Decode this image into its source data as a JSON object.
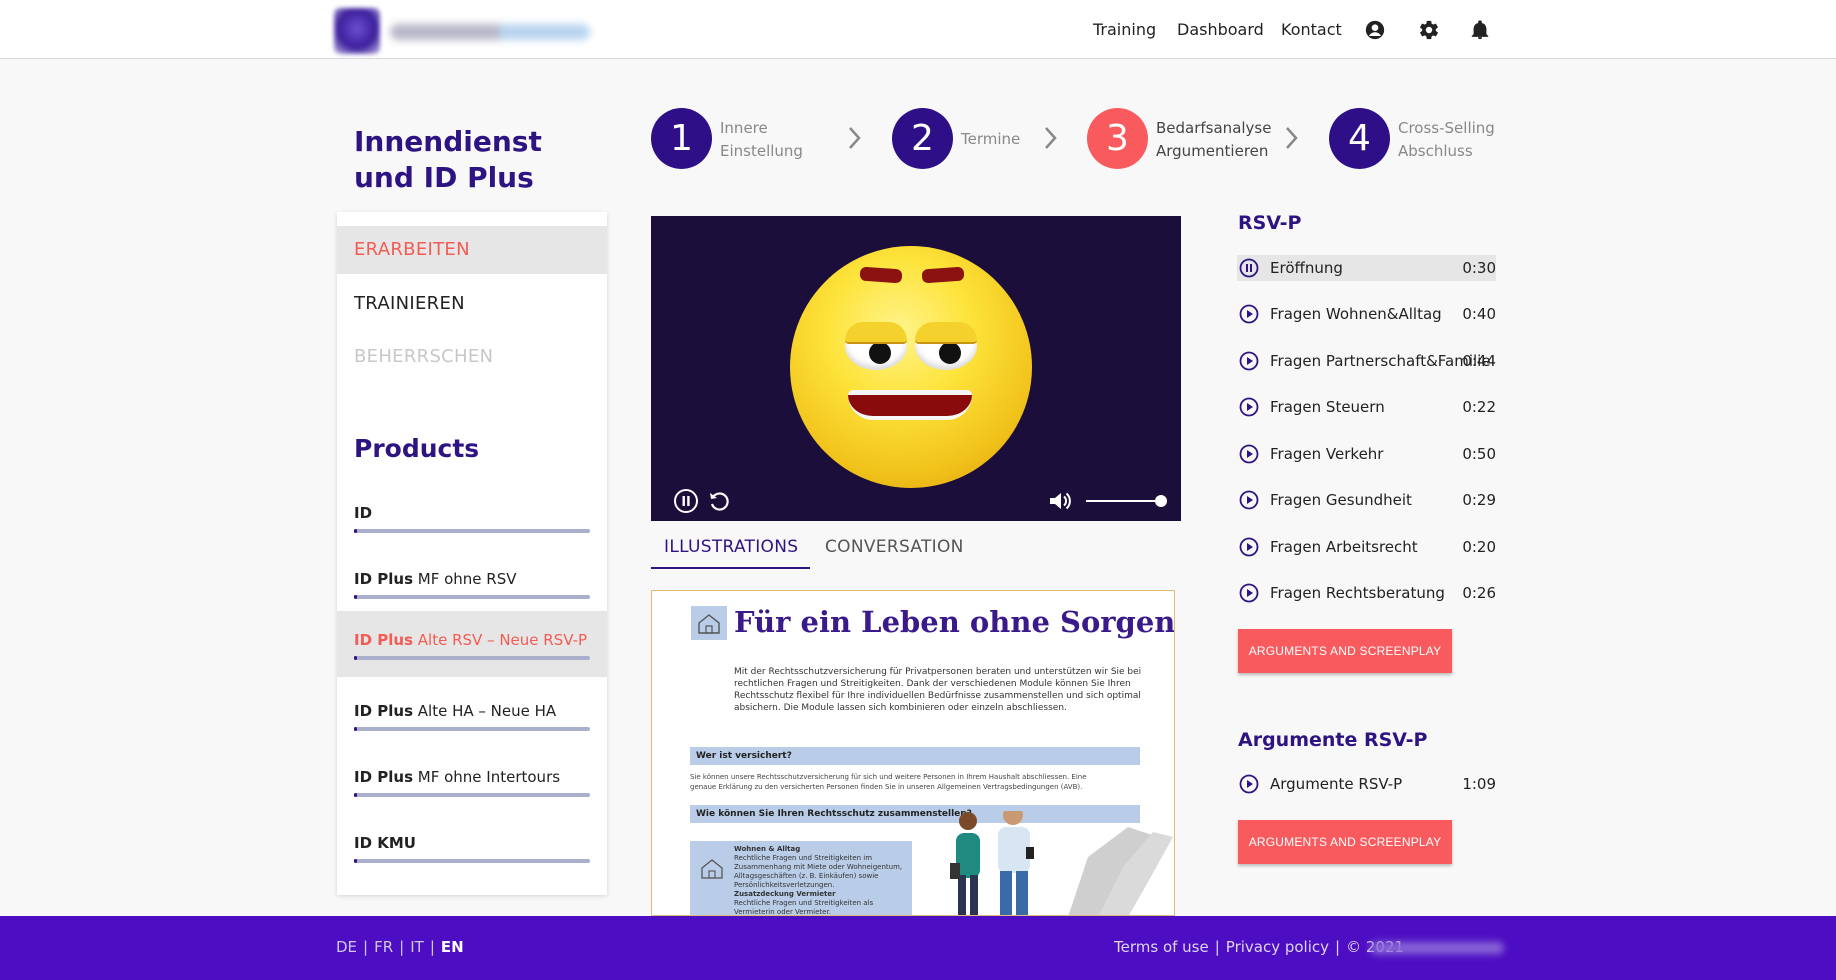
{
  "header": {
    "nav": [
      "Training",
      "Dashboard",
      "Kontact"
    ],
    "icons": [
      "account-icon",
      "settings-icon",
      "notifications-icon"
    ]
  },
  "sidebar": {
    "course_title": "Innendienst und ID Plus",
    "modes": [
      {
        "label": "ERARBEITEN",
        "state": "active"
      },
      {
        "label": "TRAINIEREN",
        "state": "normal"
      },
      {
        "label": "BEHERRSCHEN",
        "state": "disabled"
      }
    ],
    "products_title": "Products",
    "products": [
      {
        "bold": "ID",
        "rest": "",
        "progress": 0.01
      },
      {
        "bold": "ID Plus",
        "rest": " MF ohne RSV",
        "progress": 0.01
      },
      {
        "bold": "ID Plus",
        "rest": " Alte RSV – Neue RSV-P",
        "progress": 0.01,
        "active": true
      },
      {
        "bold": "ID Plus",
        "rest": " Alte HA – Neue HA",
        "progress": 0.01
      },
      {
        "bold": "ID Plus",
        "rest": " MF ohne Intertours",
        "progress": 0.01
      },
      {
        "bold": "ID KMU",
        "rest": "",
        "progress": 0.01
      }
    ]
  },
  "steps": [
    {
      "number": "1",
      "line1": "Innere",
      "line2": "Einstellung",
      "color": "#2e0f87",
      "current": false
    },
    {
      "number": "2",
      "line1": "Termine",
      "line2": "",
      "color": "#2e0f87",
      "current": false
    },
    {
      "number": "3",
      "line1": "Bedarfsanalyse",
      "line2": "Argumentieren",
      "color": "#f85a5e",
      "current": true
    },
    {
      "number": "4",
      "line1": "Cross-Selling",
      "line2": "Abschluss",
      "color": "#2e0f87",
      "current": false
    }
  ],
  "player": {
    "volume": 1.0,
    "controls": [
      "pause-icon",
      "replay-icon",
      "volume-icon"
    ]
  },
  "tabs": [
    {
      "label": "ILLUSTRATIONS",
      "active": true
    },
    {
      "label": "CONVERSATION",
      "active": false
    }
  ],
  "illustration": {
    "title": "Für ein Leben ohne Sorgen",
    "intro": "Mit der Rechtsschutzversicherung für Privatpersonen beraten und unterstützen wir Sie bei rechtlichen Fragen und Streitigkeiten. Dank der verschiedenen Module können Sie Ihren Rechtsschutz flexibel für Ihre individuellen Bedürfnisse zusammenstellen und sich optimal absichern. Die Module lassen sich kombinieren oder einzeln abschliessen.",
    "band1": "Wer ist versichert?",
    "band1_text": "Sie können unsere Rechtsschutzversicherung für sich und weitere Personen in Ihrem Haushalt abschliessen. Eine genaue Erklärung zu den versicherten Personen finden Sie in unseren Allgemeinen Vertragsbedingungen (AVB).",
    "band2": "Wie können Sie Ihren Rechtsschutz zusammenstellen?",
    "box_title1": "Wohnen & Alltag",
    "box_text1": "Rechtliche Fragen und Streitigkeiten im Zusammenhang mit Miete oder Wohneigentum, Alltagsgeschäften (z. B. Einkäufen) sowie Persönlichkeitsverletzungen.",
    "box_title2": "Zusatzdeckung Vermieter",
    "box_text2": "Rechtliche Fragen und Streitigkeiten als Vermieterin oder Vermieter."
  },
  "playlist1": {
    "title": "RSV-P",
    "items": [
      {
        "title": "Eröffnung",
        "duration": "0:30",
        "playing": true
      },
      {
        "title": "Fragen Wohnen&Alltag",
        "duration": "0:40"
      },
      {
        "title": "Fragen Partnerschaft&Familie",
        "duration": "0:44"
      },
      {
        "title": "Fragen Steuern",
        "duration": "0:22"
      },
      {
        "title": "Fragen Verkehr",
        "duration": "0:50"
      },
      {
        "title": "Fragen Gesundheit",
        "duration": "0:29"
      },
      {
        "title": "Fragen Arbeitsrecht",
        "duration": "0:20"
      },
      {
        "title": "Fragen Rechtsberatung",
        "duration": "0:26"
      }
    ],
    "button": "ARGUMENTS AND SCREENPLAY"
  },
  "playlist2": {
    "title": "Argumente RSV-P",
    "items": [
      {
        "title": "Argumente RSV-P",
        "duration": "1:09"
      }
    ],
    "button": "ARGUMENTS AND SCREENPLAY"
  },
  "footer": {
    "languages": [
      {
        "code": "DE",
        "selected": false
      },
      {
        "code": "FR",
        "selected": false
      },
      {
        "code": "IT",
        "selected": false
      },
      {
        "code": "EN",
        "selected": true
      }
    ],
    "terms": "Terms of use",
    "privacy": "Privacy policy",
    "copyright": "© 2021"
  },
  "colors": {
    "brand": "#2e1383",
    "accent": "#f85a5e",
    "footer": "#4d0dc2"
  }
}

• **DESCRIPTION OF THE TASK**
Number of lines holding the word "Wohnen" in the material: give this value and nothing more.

• **OUTPUT OF THE TASK**
2